The daily struggle
Before deciding to move with my wife and three kids from our lives in the United States to Mexico, I was risking my life in the hope of gaining financial success. My day began at 4 am when I woke to pray, write, exercise, and meditate. These essential components of my morning routine in addition to breakfast and getting prepared for my university position took approximately three hours. On most mornings, I pulled out of my driveway at 7:30 am to sit in traffic for one hour and thirty minutes. I often did not return home until, 8:00 pm, after a full day of work, and a couple of additional hours in my business where I taught a martial called capoeira. On multiple occasions, I drifted asleep on the commute to and from south suburban Lansing, Illinois to my job and business in Chicago.
The traffic was unpredictable and so my travel time fluctuated depending on the weather, accidents, and construction. As an avid reader, I purchased an Audible subscription to listen to audio books during my commute to and from the city. My work and business schedule did not allow for leisure reading, and my subscription enabled me to listen to Huffington’s book. After learning about her work habits and how they eventually caught up to her in a hospital where she waited to hear a doctor’s diagnosis, I decided that I needed to make a change. Every day I went to work, and my business guided my passion for teaching and in hope for significant financial returns.
I was grateful for a job and business that covered many of my immediate household expenses, but I was drowning in credit card debt and not getting adequate rest at night.

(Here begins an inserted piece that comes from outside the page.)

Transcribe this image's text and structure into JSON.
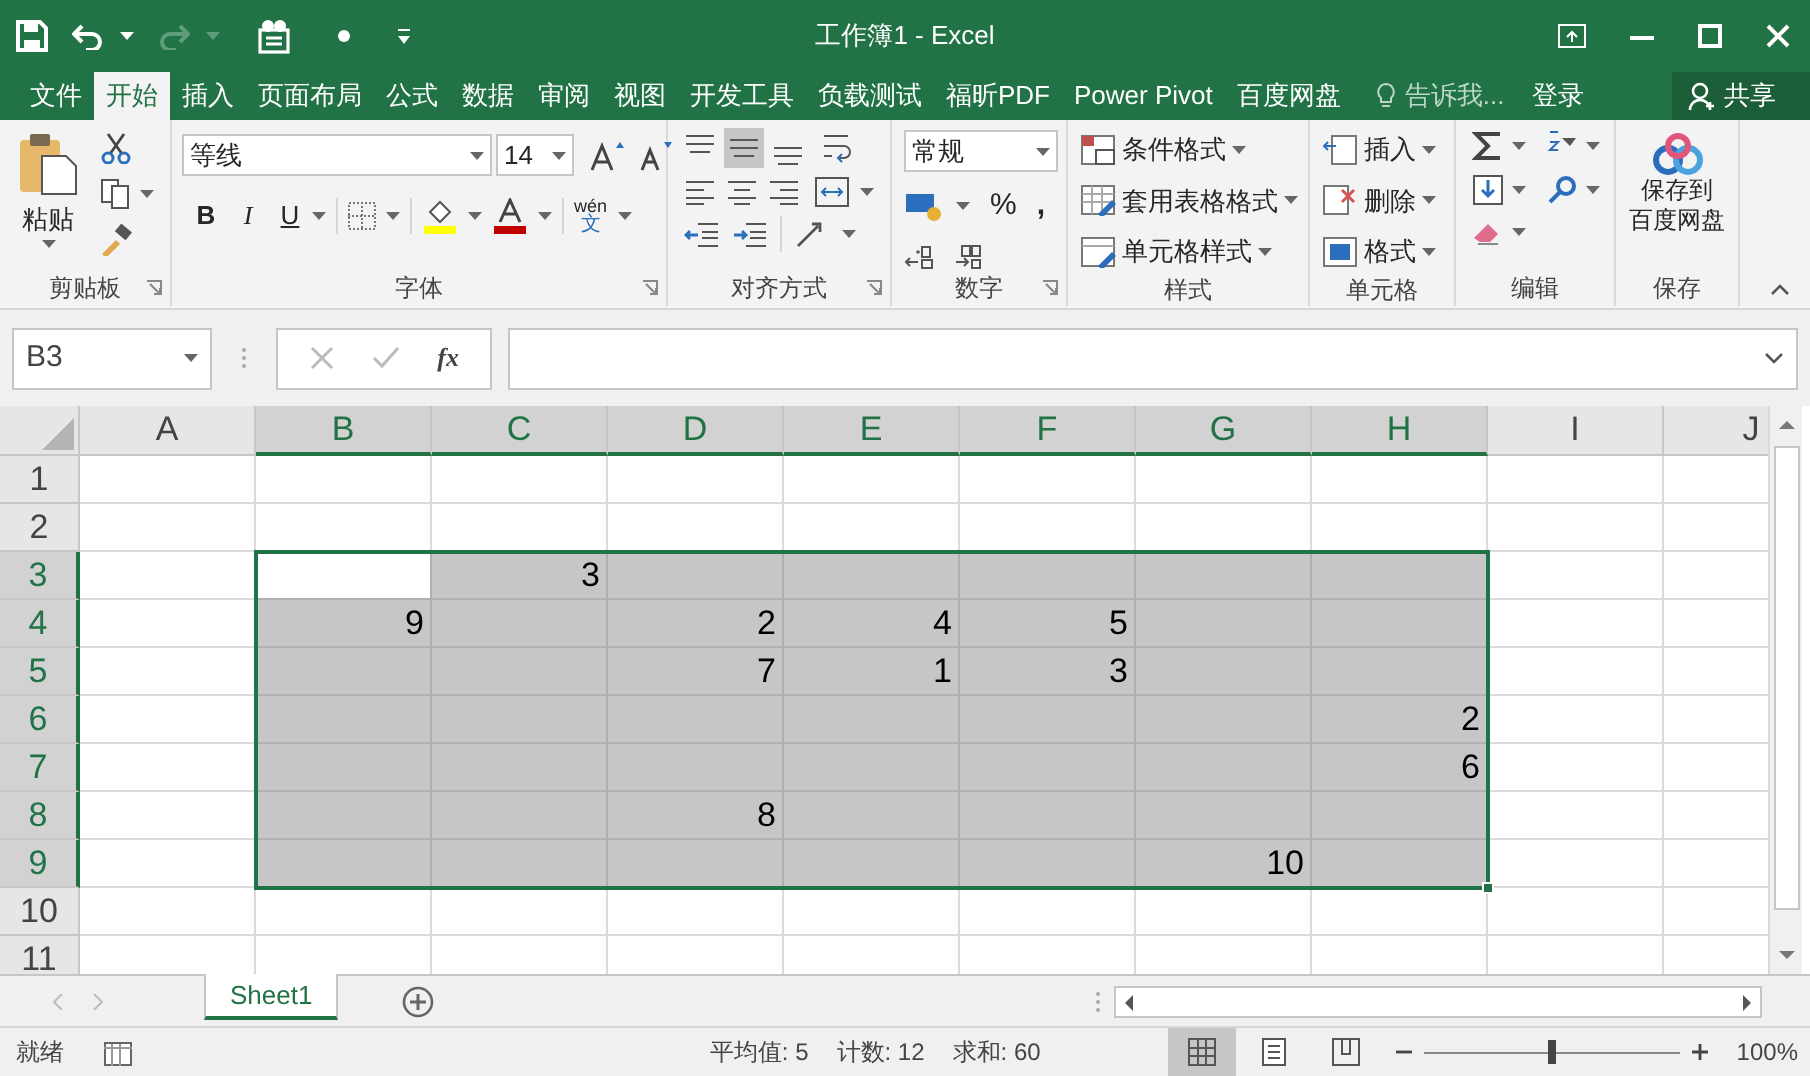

As a Postdoctoral Fellow in Teaching and Mentoring with the University of Illinois at Chicago’s Honors College, I was responsible for teaching undergraduate students, advising students on their course and career selections, and co-directing a co-curricular mentorship initiative. My business operated out of a Chicago elementary school in the evenings and on the weekends. Together the job and my company provided some income; however, I was making the wrong types of sacrifices.
As mentioned above, my day began at 4 am and ended at 10 pm. When I made it home at 8 pm, I ate and spent a few minutes with my children before helping my wife put them to bed. Frequently, I fell asleep while reading my kids a bedtime story and did not give my wife the attention she deserved because I was exhausted. After doing this for three years, I decided it was time to make a change.
Making my dream a reality
I declined an offer to return to my job in July of 2016, informed my martial art students that I would be reorganizing my approach from in person to online instruction, and on October 15, 2016, I moved to Mazatlán, Sinaloa on Mexico’s Pacific coast. My wife and I decided to go to Mexico to be more mindful parents and to dedicate ourselves to our dreams. I work now as an education and business consultant, writer, and teacher of capoeira. My wife is also pursuing her dreams as a writer and business coach. The decision to leave my job and pursue my life’s callings as a husband, father, and entrepreneur was challenging and necessary to work toward creating a different life mindful of my physical limitations.
When I lived in the United States, I thought that I was part machine, because I was able to work long hours and avoid car accidents, despite falling asleep on multiple occasions in the commute to and from work. Arianna Huffington’s book Thrive, Illustrated the potential outcome of my work habits and influenced me to make substantial life changes. In response to this book, I found “the road less traveled” and began to discover a path that more adequately integrates my personal and professional life. If you read this post, maybe it is your turn to leave a life of comfort with the intention to live a life of possibility.